Gebel also sees dynamic authorization as a critical step towards increasingly intelligent cloud and automated or assisted network monitoring services. He cites as one example extending Amazon’s Lambda, S3, API Gateway (News - Alert) and CloudWatch by “adding software that can collect and track metrics on virtually every access control request and decision made in the cloud. Triggers and alerts can then be implemented as well to notify someone if too many access request denials are being issued within a given period,” Gebel said.
Gebel says organizations are adopting dynamic authorization while they are making their transition to the cloud, to get out in front of potential complexity and security vulnerabilities as part of the planning and “digital transformation” process.
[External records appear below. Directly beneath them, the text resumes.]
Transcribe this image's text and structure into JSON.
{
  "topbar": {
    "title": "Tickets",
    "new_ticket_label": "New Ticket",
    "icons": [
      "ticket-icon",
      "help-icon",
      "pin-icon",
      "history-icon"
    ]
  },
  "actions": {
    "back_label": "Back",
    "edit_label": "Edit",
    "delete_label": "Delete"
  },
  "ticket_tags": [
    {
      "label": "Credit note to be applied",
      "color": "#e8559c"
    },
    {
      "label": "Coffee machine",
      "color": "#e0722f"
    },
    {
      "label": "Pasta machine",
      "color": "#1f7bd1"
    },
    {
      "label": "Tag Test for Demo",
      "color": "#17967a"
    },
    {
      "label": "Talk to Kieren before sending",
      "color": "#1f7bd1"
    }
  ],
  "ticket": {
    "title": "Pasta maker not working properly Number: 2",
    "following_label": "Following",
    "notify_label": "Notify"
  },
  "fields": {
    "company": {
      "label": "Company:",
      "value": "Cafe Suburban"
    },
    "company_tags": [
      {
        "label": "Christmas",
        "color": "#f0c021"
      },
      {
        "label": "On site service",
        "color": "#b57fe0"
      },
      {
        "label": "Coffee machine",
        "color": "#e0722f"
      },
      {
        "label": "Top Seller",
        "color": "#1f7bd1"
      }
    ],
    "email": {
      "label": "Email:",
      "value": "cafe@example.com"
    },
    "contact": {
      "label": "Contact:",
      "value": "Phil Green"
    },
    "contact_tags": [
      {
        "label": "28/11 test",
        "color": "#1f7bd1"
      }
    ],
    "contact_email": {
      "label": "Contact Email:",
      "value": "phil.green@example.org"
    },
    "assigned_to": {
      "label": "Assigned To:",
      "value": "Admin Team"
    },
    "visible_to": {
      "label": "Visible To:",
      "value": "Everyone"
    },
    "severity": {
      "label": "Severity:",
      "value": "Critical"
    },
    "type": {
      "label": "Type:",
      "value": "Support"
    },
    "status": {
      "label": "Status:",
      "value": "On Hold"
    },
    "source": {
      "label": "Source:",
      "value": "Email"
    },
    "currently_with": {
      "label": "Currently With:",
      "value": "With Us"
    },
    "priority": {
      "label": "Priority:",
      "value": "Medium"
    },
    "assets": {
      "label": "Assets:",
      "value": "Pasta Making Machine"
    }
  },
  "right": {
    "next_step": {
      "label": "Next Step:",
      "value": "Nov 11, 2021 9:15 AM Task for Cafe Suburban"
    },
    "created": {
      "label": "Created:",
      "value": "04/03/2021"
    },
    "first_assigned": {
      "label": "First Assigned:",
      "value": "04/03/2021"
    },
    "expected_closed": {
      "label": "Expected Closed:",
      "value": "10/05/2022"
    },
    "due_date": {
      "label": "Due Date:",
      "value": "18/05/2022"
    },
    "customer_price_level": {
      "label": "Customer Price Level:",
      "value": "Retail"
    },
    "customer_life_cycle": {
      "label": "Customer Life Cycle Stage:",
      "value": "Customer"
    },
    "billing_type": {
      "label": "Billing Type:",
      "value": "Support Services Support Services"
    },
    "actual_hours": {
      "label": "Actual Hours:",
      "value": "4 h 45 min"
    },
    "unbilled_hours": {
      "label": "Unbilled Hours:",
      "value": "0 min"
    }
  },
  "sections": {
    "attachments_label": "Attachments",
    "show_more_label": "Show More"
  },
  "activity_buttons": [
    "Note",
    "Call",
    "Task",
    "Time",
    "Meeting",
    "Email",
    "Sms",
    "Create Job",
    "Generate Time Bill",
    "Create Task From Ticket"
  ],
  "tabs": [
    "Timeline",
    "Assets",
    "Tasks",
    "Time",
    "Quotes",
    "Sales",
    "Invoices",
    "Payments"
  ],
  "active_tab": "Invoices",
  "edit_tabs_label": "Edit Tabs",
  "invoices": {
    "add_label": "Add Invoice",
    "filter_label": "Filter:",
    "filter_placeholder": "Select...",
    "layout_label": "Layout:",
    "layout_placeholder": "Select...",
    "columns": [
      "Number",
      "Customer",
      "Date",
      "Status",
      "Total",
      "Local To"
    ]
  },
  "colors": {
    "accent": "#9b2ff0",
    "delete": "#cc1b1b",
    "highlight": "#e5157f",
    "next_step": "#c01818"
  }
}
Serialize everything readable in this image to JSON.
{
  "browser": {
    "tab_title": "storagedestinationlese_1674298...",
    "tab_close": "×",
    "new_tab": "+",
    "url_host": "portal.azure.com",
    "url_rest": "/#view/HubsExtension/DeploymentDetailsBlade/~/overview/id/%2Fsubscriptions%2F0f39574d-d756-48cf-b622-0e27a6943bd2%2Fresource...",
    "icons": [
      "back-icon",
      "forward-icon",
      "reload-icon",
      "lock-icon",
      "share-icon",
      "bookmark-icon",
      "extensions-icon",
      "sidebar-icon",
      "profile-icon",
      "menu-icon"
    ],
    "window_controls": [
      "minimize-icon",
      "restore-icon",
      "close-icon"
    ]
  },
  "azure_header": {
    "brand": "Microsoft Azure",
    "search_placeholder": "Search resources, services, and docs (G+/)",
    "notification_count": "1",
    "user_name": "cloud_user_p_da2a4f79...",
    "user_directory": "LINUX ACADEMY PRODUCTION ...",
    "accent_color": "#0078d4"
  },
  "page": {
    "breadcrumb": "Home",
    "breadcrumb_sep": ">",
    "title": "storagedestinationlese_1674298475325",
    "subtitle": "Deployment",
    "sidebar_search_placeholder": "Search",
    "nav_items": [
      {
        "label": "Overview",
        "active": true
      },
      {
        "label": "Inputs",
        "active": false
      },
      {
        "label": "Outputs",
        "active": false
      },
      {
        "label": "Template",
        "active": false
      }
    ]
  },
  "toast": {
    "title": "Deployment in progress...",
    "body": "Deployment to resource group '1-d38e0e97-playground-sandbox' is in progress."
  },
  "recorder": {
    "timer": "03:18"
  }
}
“During the transition to a cloud environment, there is a mix of on-premise applications and cloud services, and while applications are moving to the cloud, a dynamic authorization service can apply policies and enforce decisions within both environments, while only having to manage policies in one location,” Gebel said. “This hybrid implementation can help to ease the transition of applications into the cloud as the authorization service already exists in the cloud. This saves time, eliminates repetitive re-coding, and shifts focus to the bigger picture of the cloud transition which becomes more programmable over time.”
Gebel says Privileged Access Management (PAM) and Privileged Task Automation (PTA) built for the cloud, vs. more traditional, premise-based systems, are ideal companions for ABAC-based IAM approaches.
“We’re becoming more federated, and in new ways,” Gebel said. “A decade or so ago, the term federated applied to single-sign-on, and a unified view of multiple systems. Today, federation is expanding as computing, infrastructure, cloud, services and applications are becoming more connected, driven to some extent by the growth of APIs.”
“We’re seeing big opportunities to integrate our dynamic authorization technology with PAM and PTA technologies in a growing security and access policy control ecosystem” Gebel said. “Once a PAM system, for example, authorizes a privileged user, ABAC kicks in with a rules engine and policy language that uses attributes and is optimized for more granular control and more comprehensive views as well as providing data for alerts and notifications in real time, which can help avert intentional security breaches, or accidental system downtime.”
Gebel also sees access control across the board as being critical to unlocking the full potential of the IoT. “We’re witnessing a new matrix of technology trends that intertwine machines and human beings, transmission networks, clouds, apps, services, containers, and of course massive data lakes. There will be no let-up in constant, contextual data sharing, and we’ve found that the key to ensuring connected systems, including IoT, will work securely is best served by strong but simplified architectures, for example API gateway calls out to Axiomatics for dynamic authorization.”
“Security of these APIs are being managed in one place, using our dynamic authorization technology, and even if policies are changing in real time, the system can report on it, certify it, and ensure compliance with the governance process,” Gebel said. He also pointed out that developers don’t have to worry as much about their applications when they “let the infrastructure take care of access, security and data integrity.”
Edited by Maurice Nagle